(Website and app data records)
*** Begin section ***
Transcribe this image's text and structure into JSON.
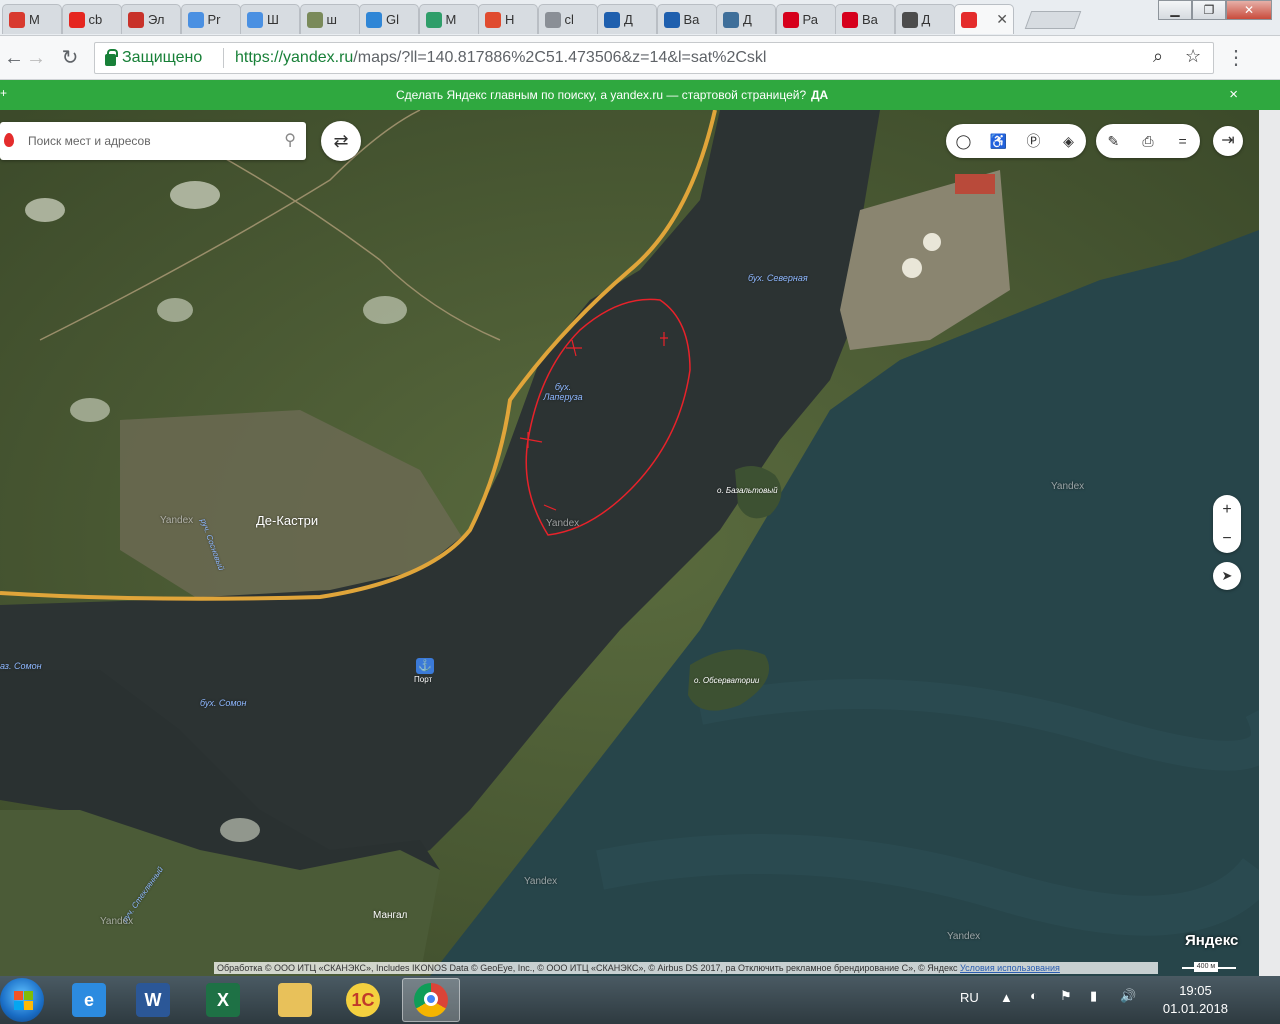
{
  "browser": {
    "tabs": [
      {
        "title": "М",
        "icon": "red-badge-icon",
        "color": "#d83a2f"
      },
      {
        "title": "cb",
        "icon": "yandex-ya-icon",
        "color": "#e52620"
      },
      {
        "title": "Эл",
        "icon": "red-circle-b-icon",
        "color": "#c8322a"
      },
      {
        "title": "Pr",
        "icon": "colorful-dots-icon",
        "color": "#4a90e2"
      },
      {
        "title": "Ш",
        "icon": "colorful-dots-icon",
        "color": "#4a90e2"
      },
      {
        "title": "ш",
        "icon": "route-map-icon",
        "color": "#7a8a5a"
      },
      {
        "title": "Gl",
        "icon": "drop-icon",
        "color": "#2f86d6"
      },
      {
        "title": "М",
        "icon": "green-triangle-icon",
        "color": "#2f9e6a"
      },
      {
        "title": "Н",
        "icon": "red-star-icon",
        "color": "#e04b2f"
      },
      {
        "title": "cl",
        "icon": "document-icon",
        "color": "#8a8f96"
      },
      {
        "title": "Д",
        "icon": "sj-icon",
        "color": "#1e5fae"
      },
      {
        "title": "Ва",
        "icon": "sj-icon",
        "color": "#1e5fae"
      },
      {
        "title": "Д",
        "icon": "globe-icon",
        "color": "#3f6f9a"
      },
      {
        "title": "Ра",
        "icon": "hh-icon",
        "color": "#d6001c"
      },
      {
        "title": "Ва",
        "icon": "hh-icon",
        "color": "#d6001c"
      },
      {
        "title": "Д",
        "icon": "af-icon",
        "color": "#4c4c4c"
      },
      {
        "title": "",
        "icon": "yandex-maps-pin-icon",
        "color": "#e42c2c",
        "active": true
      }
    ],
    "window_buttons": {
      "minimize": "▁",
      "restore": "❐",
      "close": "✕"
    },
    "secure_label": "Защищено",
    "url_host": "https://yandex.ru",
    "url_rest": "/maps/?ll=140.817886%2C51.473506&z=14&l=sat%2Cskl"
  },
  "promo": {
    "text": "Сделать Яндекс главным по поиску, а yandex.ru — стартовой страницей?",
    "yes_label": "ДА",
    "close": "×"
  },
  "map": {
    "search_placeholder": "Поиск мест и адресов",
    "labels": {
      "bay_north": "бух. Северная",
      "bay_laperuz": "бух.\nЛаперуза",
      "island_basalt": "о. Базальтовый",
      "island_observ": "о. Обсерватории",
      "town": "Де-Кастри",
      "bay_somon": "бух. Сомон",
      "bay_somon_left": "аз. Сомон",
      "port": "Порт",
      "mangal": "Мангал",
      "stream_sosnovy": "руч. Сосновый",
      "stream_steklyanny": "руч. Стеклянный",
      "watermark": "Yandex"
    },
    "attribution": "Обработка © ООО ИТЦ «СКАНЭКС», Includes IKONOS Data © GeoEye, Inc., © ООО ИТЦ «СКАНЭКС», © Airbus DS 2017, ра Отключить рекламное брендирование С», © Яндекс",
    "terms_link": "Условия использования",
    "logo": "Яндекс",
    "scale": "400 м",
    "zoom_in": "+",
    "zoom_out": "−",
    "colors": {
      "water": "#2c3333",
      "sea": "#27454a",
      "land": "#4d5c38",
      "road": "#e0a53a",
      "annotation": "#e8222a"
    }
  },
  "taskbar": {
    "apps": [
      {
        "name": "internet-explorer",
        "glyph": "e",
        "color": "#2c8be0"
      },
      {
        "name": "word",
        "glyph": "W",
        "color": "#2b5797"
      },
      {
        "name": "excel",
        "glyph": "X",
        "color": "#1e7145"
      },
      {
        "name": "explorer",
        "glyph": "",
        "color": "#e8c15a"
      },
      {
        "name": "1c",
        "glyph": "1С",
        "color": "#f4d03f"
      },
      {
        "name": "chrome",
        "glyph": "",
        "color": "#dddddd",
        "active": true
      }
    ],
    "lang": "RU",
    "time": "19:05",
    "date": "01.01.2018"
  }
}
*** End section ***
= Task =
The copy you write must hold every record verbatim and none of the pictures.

= Solution below =
Transcribe this image's text and structure into JSON.
{
  "browser": {
    "tabs": [
      {
        "title": "М",
        "icon": "red-badge-icon",
        "color": "#d83a2f"
      },
      {
        "title": "cb",
        "icon": "yandex-ya-icon",
        "color": "#e52620"
      },
      {
        "title": "Эл",
        "icon": "red-circle-b-icon",
        "color": "#c8322a"
      },
      {
        "title": "Pr",
        "icon": "colorful-dots-icon",
        "color": "#4a90e2"
      },
      {
        "title": "Ш",
        "icon": "colorful-dots-icon",
        "color": "#4a90e2"
      },
      {
        "title": "ш",
        "icon": "route-map-icon",
        "color": "#7a8a5a"
      },
      {
        "title": "Gl",
        "icon": "drop-icon",
        "color": "#2f86d6"
      },
      {
        "title": "М",
        "icon": "green-triangle-icon",
        "color": "#2f9e6a"
      },
      {
        "title": "Н",
        "icon": "red-star-icon",
        "color": "#e04b2f"
      },
      {
        "title": "cl",
        "icon": "document-icon",
        "color": "#8a8f96"
      },
      {
        "title": "Д",
        "icon": "sj-icon",
        "color": "#1e5fae"
      },
      {
        "title": "Ва",
        "icon": "sj-icon",
        "color": "#1e5fae"
      },
      {
        "title": "Д",
        "icon": "globe-icon",
        "color": "#3f6f9a"
      },
      {
        "title": "Ра",
        "icon": "hh-icon",
        "color": "#d6001c"
      },
      {
        "title": "Ва",
        "icon": "hh-icon",
        "color": "#d6001c"
      },
      {
        "title": "Д",
        "icon": "af-icon",
        "color": "#4c4c4c"
      },
      {
        "title": "",
        "icon": "yandex-maps-pin-icon",
        "color": "#e42c2c",
        "active": true
      }
    ],
    "window_buttons": {
      "minimize": "▁",
      "restore": "❐",
      "close": "✕"
    },
    "secure_label": "Защищено",
    "url_host": "https://yandex.ru",
    "url_rest": "/maps/?ll=140.817886%2C51.473506&z=14&l=sat%2Cskl"
  },
  "promo": {
    "text": "Сделать Яндекс главным по поиску, а yandex.ru — стартовой страницей?",
    "yes_label": "ДА",
    "close": "×"
  },
  "map": {
    "search_placeholder": "Поиск мест и адресов",
    "labels": {
      "bay_north": "бух. Северная",
      "bay_laperuz": "бух.\nЛаперуза",
      "island_basalt": "о. Базальтовый",
      "island_observ": "о. Обсерватории",
      "town": "Де-Кастри",
      "bay_somon": "бух. Сомон",
      "bay_somon_left": "аз. Сомон",
      "port": "Порт",
      "mangal": "Мангал",
      "stream_sosnovy": "руч. Сосновый",
      "stream_steklyanny": "руч. Стеклянный",
      "watermark": "Yandex"
    },
    "attribution": "Обработка © ООО ИТЦ «СКАНЭКС», Includes IKONOS Data © GeoEye, Inc., © ООО ИТЦ «СКАНЭКС», © Airbus DS 2017, ра Отключить рекламное брендирование С», © Яндекс",
    "terms_link": "Условия использования",
    "logo": "Яндекс",
    "scale": "400 м",
    "zoom_in": "+",
    "zoom_out": "−",
    "colors": {
      "water": "#2c3333",
      "sea": "#27454a",
      "land": "#4d5c38",
      "road": "#e0a53a",
      "annotation": "#e8222a"
    }
  },
  "taskbar": {
    "apps": [
      {
        "name": "internet-explorer",
        "glyph": "e",
        "color": "#2c8be0"
      },
      {
        "name": "word",
        "glyph": "W",
        "color": "#2b5797"
      },
      {
        "name": "excel",
        "glyph": "X",
        "color": "#1e7145"
      },
      {
        "name": "explorer",
        "glyph": "",
        "color": "#e8c15a"
      },
      {
        "name": "1c",
        "glyph": "1С",
        "color": "#f4d03f"
      },
      {
        "name": "chrome",
        "glyph": "",
        "color": "#dddddd",
        "active": true
      }
    ],
    "lang": "RU",
    "time": "19:05",
    "date": "01.01.2018"
  }
}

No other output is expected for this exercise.